The article claims: “It becomes priced at the average value it had all over the journey, and it stays there until some new development starts the whole circus once again.

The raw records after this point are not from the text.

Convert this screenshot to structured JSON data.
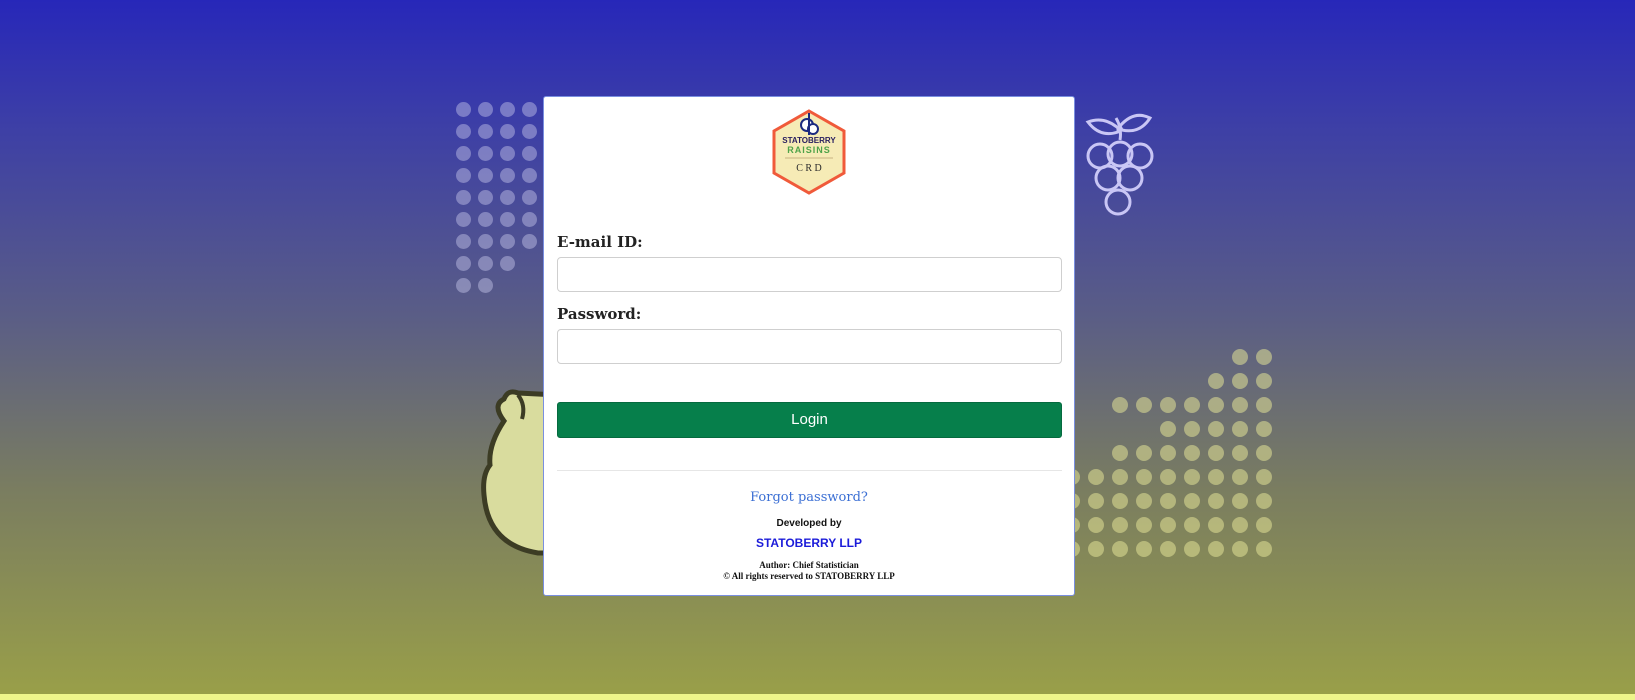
{
  "logo": {
    "brand_top": "STATOBERRY",
    "brand_middle": "RAISINS",
    "brand_bottom": "C R D"
  },
  "form": {
    "email_label": "E-mail ID:",
    "email_value": "",
    "email_placeholder": "",
    "password_label": "Password:",
    "password_value": "",
    "password_placeholder": "",
    "login_label": "Login"
  },
  "footer": {
    "forgot_password": "Forgot password?",
    "developed_by": "Developed by",
    "company": "STATOBERRY LLP",
    "author": "Author: Chief Statistician",
    "rights": "© All rights reserved to STATOBERRY LLP"
  },
  "colors": {
    "login_button": "#067f4b",
    "link": "#3b6fd4",
    "company_link": "#1b1bd9",
    "background_top": "#2727b9",
    "background_bottom": "#9aa048"
  },
  "decorations": {
    "top_right_icon": "grapes-icon",
    "left_icon": "pear-icon"
  }
}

One of the most basic rules in technical analysis is this: sooner or later every market will go back to its average price.”
Despite the cryptocurrency market having crashed substantially in the previous months, the article argued that this is typical – and therefore not a bubble, but a perfectly normal pattern.

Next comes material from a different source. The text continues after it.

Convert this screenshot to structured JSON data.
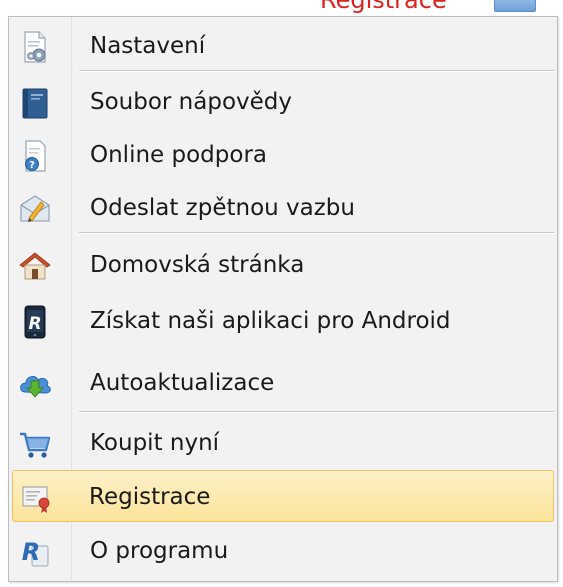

When did the crypto bubble burst?
The iBankCrypto article came just weeks after the Financial Times ran a piece called What next after cryptocurrency bubble bursts?
In the August 2018 column, the FT reported a slump in the value of Bitcoin – “the original and most valuable crypto” – from $19,000 to between $6,000 and $8,000.
Meanwhile the cryptocurrency market as a whole had fallen from over $800 billion to just a quarter of that value, according to CoinMarketCap data cited in the FT article.
“Advocates see Bitcoin, which unlike fiat currencies is not controlled by a central authority, as a store of value,” the article explained. “But its short history has been marked by rapid rallies and sharp drops.”
Interestingly, the FT found that investors – including amateurs – were still either positive about the prospects of Bitcoin, or simply too stubborn to sell at a lower price.
Cryptocurrencies were not the only speculative bet to lose value in 2018, as the FT also cited data showing double-digit drops in the value of lira, copper and gold, plus single-figure falls in the FTSE100 and the pound.
What happens next?
One possibility is that it is the number of cryptocurrencies – and not the value of the market – that became over-inflated during the so-called ‘Mania’ phase of the cycle.
With both amateur and professional investors worldwide looking to put funds into cryptocurrencies, more and more of the digital token-based platforms started to spring up, and many of these quickly passed $1 billion market value.
By the time of the FT article, CoinMarketCap listed just 15 cryptos with a value in excess of $1 billion, while entire websites had been created solely to list abandoned cryptocurrencies under the moniker of ‘dead coins’.
Concern continues about the use of cryptocurrencies to evade some of the restrictions and regulations that are applied to physical currencies, such as using cryptos for money laundering and organised crime, although it is unclear to what extent any such activity is actually taking place.
Governments are responding to this by looking into ways to tax and regulate funds held in crypto accounts, which may eventually spell the end of the anonymity such platforms have historically offered to accountholders.
Until the necessary laws are passed to crack down on cryptocurrencies, interest in the main players – especially headline-grabbing Bitcoin – remains relatively strong, and ultimately it could be that these big-name cryptos come through the crisis while for the rest of the market, the crypto bubble bursts.
Disclaimer: The information provided here is not investment, tax or financial advice. You should consult with a licensed professional for advice concerning your specific situation.